To portray the emotion of revenge, extreme violence is used as the vessel for revenge. Each character ultimately meets a rather gruesome (I do mean gruesome) demise. While I have talked about violence being used for more shock value and no substance, Park Chan-wook uses violence in an extremely visceral way. I think what makes the violence so effective is through the character of Ryu. While he is a deaf and mute, he can’t really express verbally his anger. What you get is pure, raw emotion and physical manifestations of what he can’t verbally communicate. The violence that he extracts from the organ thieves is disturbing. I felt uneasy watching him viciously killing the underlings. While Ryu takes his revenge, he also the victim of Dong-jin’s revenge near the end of the movie. Since he can’t talk, Dong-jin can never get a real answer for what happened. That angers him even more since he can never truly know what happened with his daughter, other than she died under his care. The final act of violence on Ryu is the most cruel part of the movie and while Ryu dies, so does the closure that Dong-jin wants.
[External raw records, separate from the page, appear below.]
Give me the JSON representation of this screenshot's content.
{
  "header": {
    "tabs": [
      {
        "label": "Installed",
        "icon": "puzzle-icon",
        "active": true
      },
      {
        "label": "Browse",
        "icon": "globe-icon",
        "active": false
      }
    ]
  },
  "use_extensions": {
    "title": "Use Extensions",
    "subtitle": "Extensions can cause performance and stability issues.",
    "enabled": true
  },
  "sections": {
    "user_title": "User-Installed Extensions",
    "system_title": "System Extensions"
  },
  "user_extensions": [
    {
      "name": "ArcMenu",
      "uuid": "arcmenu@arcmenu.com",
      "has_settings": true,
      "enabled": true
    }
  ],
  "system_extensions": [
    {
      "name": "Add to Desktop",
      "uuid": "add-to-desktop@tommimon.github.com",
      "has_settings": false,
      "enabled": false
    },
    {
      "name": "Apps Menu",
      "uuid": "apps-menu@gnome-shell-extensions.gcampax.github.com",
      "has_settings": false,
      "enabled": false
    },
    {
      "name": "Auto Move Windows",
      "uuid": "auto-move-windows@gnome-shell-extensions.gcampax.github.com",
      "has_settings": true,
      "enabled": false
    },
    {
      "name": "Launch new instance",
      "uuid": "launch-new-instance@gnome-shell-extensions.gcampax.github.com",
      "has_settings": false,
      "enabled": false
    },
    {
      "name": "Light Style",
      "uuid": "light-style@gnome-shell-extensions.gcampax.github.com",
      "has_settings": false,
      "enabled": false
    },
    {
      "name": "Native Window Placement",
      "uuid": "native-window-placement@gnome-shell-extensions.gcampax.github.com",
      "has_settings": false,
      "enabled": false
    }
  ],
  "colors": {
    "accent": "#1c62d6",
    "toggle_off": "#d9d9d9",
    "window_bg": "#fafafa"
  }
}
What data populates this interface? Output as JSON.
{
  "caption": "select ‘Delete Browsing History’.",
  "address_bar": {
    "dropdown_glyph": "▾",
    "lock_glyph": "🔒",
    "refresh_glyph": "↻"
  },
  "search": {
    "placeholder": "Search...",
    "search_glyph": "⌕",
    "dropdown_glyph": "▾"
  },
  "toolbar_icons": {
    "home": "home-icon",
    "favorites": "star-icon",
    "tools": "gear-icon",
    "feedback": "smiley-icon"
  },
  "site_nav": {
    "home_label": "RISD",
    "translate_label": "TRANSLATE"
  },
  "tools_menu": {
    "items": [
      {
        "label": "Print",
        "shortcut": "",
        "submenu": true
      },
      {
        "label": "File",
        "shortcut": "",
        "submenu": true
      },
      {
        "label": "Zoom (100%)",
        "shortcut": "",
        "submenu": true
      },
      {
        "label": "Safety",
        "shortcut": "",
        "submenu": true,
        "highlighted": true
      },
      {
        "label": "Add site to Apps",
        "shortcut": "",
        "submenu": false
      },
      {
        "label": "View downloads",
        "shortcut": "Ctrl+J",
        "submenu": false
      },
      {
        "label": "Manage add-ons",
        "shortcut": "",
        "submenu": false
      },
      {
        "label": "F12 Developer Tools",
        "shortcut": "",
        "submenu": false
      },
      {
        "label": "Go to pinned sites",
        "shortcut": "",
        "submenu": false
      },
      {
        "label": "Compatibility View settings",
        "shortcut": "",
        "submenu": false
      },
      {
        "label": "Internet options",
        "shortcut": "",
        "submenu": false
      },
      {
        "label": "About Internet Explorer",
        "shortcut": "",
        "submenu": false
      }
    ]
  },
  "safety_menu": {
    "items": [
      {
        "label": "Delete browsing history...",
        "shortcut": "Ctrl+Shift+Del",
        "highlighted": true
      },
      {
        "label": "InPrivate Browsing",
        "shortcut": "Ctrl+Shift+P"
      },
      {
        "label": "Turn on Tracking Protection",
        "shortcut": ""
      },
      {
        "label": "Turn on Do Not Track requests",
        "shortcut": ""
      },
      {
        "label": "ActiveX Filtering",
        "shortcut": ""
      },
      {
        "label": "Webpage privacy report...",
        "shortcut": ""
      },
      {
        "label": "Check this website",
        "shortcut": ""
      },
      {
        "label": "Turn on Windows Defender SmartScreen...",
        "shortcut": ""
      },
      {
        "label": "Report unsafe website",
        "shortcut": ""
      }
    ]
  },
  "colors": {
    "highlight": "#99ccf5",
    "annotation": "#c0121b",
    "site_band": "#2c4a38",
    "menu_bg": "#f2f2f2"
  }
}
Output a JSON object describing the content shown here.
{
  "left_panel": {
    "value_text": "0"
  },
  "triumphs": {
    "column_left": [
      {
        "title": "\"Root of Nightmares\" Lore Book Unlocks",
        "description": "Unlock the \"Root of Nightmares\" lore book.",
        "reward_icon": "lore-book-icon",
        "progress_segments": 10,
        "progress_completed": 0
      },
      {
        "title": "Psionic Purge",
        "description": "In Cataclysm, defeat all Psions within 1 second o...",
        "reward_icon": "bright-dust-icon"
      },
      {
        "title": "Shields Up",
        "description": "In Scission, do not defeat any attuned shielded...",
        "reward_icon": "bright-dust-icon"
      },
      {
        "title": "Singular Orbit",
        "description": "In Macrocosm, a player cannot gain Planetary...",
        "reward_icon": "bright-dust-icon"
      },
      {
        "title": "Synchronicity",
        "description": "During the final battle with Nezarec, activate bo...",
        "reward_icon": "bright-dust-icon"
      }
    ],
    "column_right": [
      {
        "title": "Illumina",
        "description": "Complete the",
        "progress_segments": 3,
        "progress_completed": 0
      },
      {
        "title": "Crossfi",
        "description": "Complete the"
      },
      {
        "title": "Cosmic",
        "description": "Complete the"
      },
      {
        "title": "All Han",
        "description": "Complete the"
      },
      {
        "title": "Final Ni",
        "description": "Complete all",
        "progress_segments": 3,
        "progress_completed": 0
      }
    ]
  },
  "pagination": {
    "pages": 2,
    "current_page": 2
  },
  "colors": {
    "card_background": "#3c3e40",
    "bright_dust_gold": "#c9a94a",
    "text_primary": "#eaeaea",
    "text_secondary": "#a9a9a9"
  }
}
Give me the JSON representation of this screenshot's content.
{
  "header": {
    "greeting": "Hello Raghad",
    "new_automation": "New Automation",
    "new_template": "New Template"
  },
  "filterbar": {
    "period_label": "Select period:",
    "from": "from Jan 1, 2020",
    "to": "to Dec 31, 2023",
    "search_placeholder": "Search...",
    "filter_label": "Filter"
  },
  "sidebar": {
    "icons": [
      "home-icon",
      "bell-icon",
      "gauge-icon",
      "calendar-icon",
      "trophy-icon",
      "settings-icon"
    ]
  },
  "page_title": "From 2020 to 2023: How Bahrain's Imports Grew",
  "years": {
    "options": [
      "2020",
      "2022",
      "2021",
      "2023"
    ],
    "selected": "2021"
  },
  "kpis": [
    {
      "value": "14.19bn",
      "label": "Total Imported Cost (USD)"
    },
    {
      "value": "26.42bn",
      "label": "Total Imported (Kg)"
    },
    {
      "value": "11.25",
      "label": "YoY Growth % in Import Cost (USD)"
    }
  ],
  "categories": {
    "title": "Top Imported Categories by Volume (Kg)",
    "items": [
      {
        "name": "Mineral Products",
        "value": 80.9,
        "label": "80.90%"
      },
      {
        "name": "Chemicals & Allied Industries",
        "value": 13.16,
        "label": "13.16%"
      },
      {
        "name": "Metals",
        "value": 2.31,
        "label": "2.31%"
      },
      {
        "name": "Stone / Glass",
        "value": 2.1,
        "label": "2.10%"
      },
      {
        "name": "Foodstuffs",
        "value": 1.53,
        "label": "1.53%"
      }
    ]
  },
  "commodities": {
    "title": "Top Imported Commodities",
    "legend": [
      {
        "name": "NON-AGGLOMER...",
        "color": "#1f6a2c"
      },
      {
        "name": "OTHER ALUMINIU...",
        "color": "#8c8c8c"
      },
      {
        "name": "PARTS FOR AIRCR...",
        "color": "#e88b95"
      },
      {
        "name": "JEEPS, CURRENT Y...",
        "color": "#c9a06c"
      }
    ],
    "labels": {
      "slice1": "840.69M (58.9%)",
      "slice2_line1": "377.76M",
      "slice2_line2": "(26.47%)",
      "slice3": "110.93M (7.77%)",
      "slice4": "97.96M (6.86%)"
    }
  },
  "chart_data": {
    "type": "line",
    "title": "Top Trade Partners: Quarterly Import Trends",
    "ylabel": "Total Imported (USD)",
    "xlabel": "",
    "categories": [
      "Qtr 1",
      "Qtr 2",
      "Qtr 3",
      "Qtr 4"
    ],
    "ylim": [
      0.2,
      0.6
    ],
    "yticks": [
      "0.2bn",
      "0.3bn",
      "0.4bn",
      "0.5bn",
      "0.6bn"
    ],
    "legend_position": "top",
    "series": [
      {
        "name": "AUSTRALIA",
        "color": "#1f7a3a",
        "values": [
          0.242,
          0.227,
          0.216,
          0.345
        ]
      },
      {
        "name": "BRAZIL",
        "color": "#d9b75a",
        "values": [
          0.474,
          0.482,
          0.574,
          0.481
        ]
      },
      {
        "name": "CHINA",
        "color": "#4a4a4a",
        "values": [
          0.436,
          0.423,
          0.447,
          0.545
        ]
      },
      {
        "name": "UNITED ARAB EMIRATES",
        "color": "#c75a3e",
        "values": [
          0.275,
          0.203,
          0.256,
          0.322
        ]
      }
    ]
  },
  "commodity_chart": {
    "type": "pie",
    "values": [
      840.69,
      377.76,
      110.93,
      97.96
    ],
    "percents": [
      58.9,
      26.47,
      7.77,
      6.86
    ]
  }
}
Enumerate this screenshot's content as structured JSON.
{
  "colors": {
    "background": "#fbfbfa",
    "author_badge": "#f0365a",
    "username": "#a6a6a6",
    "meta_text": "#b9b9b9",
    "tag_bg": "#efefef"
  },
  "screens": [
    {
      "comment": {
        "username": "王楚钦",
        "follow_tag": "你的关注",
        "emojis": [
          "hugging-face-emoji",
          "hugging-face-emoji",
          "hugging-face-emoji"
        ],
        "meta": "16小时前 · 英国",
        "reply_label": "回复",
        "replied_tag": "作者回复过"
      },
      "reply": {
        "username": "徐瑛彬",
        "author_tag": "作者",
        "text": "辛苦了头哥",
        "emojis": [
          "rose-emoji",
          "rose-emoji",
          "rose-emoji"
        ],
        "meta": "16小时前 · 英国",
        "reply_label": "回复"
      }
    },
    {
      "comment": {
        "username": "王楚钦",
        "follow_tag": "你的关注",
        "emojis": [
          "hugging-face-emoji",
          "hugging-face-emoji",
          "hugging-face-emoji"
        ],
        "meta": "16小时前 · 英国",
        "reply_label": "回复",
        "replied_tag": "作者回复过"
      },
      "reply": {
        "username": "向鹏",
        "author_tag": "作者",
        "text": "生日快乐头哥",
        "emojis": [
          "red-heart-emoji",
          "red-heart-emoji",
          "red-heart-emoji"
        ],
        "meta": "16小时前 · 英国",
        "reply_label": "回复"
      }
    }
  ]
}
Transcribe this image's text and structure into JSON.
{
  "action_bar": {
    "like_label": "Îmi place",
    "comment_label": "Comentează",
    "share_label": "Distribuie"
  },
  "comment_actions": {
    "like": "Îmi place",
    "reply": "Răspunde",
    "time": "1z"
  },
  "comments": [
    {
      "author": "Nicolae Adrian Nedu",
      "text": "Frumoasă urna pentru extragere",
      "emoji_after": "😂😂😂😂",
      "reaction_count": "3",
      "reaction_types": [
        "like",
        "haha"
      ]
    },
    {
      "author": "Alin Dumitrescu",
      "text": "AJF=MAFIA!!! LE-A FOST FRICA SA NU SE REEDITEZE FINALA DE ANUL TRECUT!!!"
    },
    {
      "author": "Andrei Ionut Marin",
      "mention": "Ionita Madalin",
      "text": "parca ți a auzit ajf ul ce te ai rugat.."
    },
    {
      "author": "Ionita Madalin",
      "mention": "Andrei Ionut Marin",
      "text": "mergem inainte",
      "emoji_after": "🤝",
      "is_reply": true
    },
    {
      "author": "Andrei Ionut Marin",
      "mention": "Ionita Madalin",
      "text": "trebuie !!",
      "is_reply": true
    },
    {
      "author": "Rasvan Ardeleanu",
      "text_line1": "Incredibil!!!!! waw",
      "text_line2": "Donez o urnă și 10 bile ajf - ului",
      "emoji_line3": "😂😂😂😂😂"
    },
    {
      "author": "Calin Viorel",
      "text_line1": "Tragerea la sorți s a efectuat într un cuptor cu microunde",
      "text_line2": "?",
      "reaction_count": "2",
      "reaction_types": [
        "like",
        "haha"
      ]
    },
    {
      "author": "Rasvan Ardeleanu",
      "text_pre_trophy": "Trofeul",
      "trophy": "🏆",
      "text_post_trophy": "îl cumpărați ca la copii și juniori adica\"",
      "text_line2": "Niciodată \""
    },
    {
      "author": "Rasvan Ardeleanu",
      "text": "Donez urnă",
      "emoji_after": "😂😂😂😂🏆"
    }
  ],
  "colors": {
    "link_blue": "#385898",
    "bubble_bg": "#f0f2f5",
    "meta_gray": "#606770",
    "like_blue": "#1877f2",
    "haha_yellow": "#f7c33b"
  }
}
I’ve said that this movie is the about the consequences of our actions that we take. Dong-jin is not immune to this since the final scene of the movie shows that he too must answer for his actions. I won’t say who or how his consequence is played out, but it ties the movie together. While the movie is incredibly violent, it serves its purpose. Yes the violence is shocking, but it is the only way to really portray such a strong emotion like revenge. Park Chan-wook doesn’t let the violence overtake the movie as it serves two purposes, one is to visually show the emotion of revenge. Second, the use of violence is the end consequence of our actions. An eye for an eye seems fitting at a time like this.
Sympathy for Mr. Vengeance is not only violent, but a beautifully shot movie. While minimalistic in camera use, Park Chan-wook frame and centers every scene, putting the spotlight on the characters. Chan-wook has such an amazing eye for detail and pacing that you forget you are watching a movie with little camera movement. The music and pace works well in propelling the movie and keeping us on edge as to what will unfold in front of us.
This is part one of a three-part movie of the day. I will be covering the remaining two films in the trilogy on Saturday and Sunday. If you want to get ahead of the curve, all three movies of the trilogy (Oldboy and Lady Vengeance) are available on Netflix Instant Streaming.